An important event during the festival is the Sanno Chinkasai, a purification ceremony held at Hie Shrine. In this ceremony, people pass through a large ring made of chigaya and bamboo. Such practice is believed to atone for the sins unconsciously committed in the past six months. As people pass the ring, they hold a doll which is said to take on their sins.

Historically, the festival had more than 40 floats; however, due to the disruption it causes to traffic and commerce, the parade has been significantly reduced. Still, this is an unmissable event with one of the most notable points being a stop at the Imperial Palace, where the mikoshi are used in a religious ceremony.

Since the Sanno festival is historically a celebration of the city's rulers, the chief priest offers prayers to the current Imperial Family.

Sumidagawa Fireworks Festival

Sumidagawa Fireworks Festival

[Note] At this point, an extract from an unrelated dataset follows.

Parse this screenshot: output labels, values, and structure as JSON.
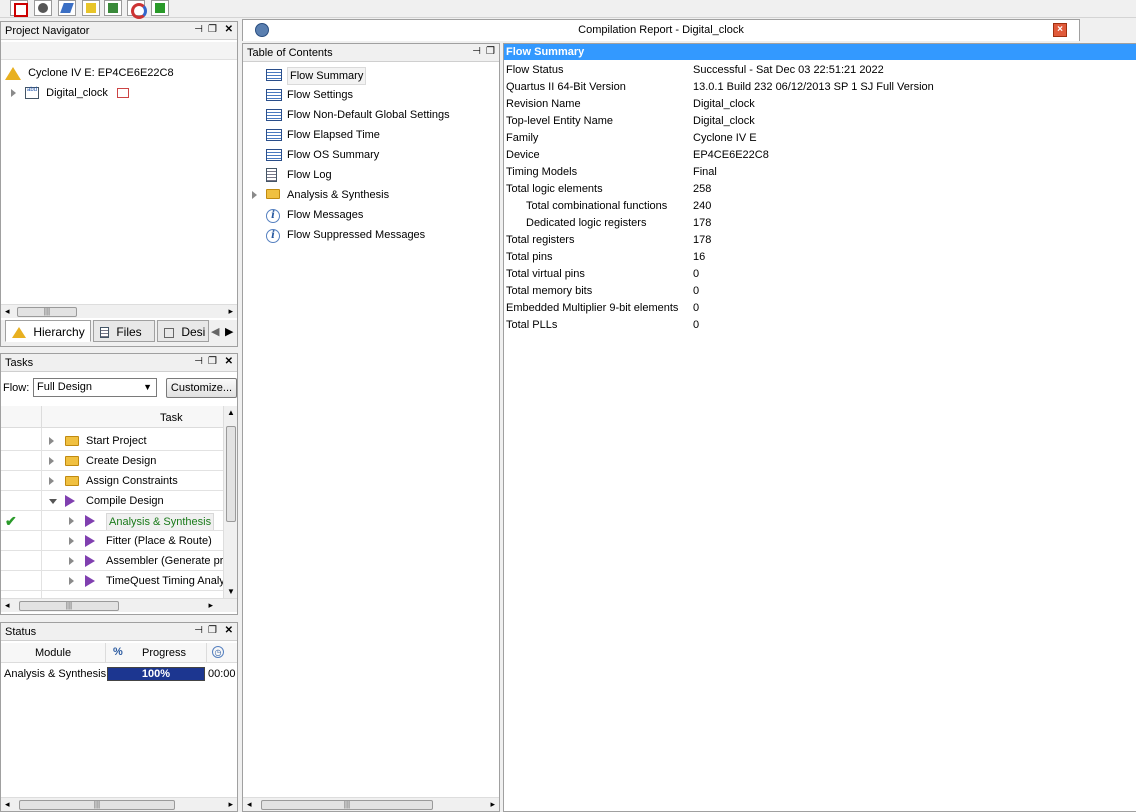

Hundreds of brightly-coloured fireworks paint the evening sky of Tokyo every summer in the Sumidagawa Fireworks Festival - one of the major fireworks displays in Japan. This event, held on the last Saturday of July over the Sumidagawa near Asakusa, attracts close to a million of celebrants every year. The reflection of the dazzling fireworks over the Sumida River is an unforgettable sight.

In direct contrast with other fireworks displays in other parts of the world, the Sumidagawa Hanabi Taikai follows the Japanese tradition of having a pronounced competitive nature. During the festival, rival pyrotechnic groups try to out-do the last, and subsequently, there is an incredible variety of fireworks in different colours and patterns. Different lights paint the sky of Tokyo with shapes as complicated as Doraemon, Pikachu or kanji.

The Sumidagawa Festival is said to have originated in the Edo period. Back then, people viewed fireworks while enjoying the cool of the summer evening. However, others say that the roots of this event lie in the Suijin Festival dedicated to the water deity held to appease the souls of those who had died of starvation or of plague and to drive away pestilence during the reign of Tokygawa Yoshimune, the eighth Tokugawa Shogun (1684-1751).

This old tradition was suspended because of too much traffic and too many buildings, but it was revived in 1978. Since then, it has a new name, Sumidagawa Hanabi Taikai (Sumida River Fireworks Display). Today, this event is widely considered one of the most marvelous scenes of the summer season in Tokyo.

If you are looking for a good spot to view the fireworks display, you will find it along the Sumida River, which flows through the eastern part of Tokyo and empties into Tokyo Bay.